When I first discovered fashion, Kate Spade was queen of it.
It was the early aughts, and you could open just about any magazine and spot the designer's work in a second: It was vibrant, clever, colorful and infinitely more inviting than the pages of somber supermodels that surrounded it.
I first got my hands on one of the brand's signature nylon bags in middle school (after much begging, I'm sure) and more than 15 years later, it still sits on a shelf in my mom's dressing room. To be honest, I'm not sure if it's technically mine or hers, though I'm also not sure if that really matters. The brand was always a family affair.
Spade, who on Tuesday was found dead of an apparent suicide, founded the brand in 1993 with her college sweetheart-turned-husband Andy Spade, and chose ragtag, multigenerational casts for the brand's quirky ad campaigns; she continued the trend with her second venture, Frances Valentine, a combination of a longtime family name, Frances (belonging to her daughter, brother, father and grandfather) and her father's middle name.

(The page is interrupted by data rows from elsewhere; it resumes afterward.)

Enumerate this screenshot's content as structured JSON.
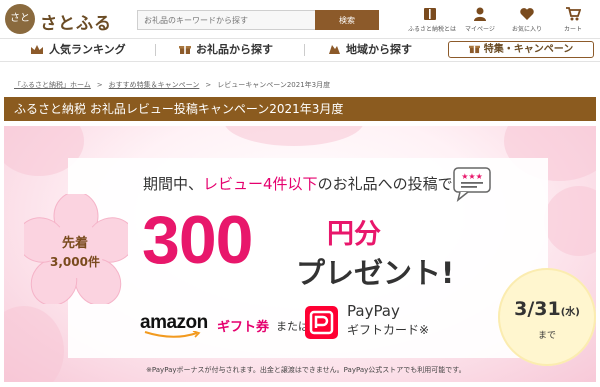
{
  "header": {
    "logo_mark": "さと",
    "logo_text": "さとふる",
    "search": {
      "placeholder": "お礼品のキーワードから探す",
      "button": "検索"
    },
    "nav_icons": [
      {
        "icon": "book-icon",
        "label": "ふるさと納税とは"
      },
      {
        "icon": "person-icon",
        "label": "マイページ"
      },
      {
        "icon": "heart-icon",
        "label": "お気に入り"
      },
      {
        "icon": "cart-icon",
        "label": "カート"
      }
    ]
  },
  "navbar": {
    "items": [
      {
        "icon": "crown-icon",
        "label": "人気ランキング"
      },
      {
        "icon": "gift-icon",
        "label": "お礼品から探す"
      },
      {
        "icon": "map-icon",
        "label": "地域から探す"
      }
    ],
    "campaign": {
      "icon": "gift-icon",
      "label": "特集・キャンペーン"
    }
  },
  "breadcrumb": [
    "「ふるさと納税」ホーム",
    "おすすめ特集＆キャンペーン",
    "レビューキャンペーン2021年3月度"
  ],
  "page_title": "ふるさと納税 お礼品レビュー投稿キャンペーン2021年3月度",
  "banner": {
    "badge_line1": "先着",
    "badge_line2": "3,000件",
    "headline_pre": "期間中、",
    "headline_highlight": "レビュー4件以下",
    "headline_post": "のお礼品への投稿で",
    "amount": "300",
    "amount_unit": "円分",
    "present": "プレゼント!",
    "amazon_brand": "amazon",
    "amazon_gift": "ギフト券",
    "or_text": "または",
    "paypay_name": "PayPay",
    "paypay_gift": "ギフトカード※",
    "deadline_date": "3/31",
    "deadline_day": "(水)",
    "deadline_until": "まで",
    "footnote": "※PayPayボーナスが付与されます。出金と譲渡はできません。PayPay公式ストアでも利用可能です。",
    "colors": {
      "accent": "#e8176b",
      "title_bar": "#8b5b1f",
      "paypay": "#ff0033"
    }
  }
}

There's a reason Kate Spade's work appealed just as much to a generation of 12-year-old girls as it did to their moms. At its core, it made the case that femininity, creativity and a sense of playfulness weren't qualities you needed to give up or hide away in order to be taken seriously in the world -- that, in fact, they should be celebrated. It was an idealistic notion, but the woman at the helm, who built what would become a multibillion-dollar brand on boxy handbags and polka-dot prints, was all the proof we needed.
The idea that whimsy should have a place in the workplace, that "sophisticated" doesn't need to mean "staid," that prints should be mixed and colors can be clashed, were, in many ways, ahead of their time. In an industry of dark sunglasses and status handbags, she embraced an unapologetically pretty, preppy, East Coast aesthetic, turning it on its head in the process.
Spade's was a lifestyle brand before everything was a lifestyle brand, and unlike the seltzer companies and razor subscription services that claim the title for themselves today, hers spoke to how customers wanted to live while meeting them where they were -- there was patterned china (for entertaining, maybe, but more likely Chinese takeout), striped bedding that made you question the existence of plain white sheets, and cheeky notecards that have withstood the test of the email era.
While the company has changed hands numerous times over the years, and Spade and her husband officially parted ways with it in 2007 to focus on their family, the force of Kate Spade's legacy has been apparent in the outpouring of grief and nostalgia on social media since the news of her death broke, not least because the brand she founded still bears her name. (Spade, in fact, changed her last name to "Valentine" in 2016 to align with her new label, having sold the rights to design under her married name a decade earlier.)
The apparent suicide came as a particular shock to her fans because of the joy and vitality that permeated every aspect of her work. It was, and is, a reminder that the image someone projects onto the world -- whether through success, celebrity or an affection for candy-colored handbags -- doesn't always reflect their reality, and of how much we stand to lose if we forget that.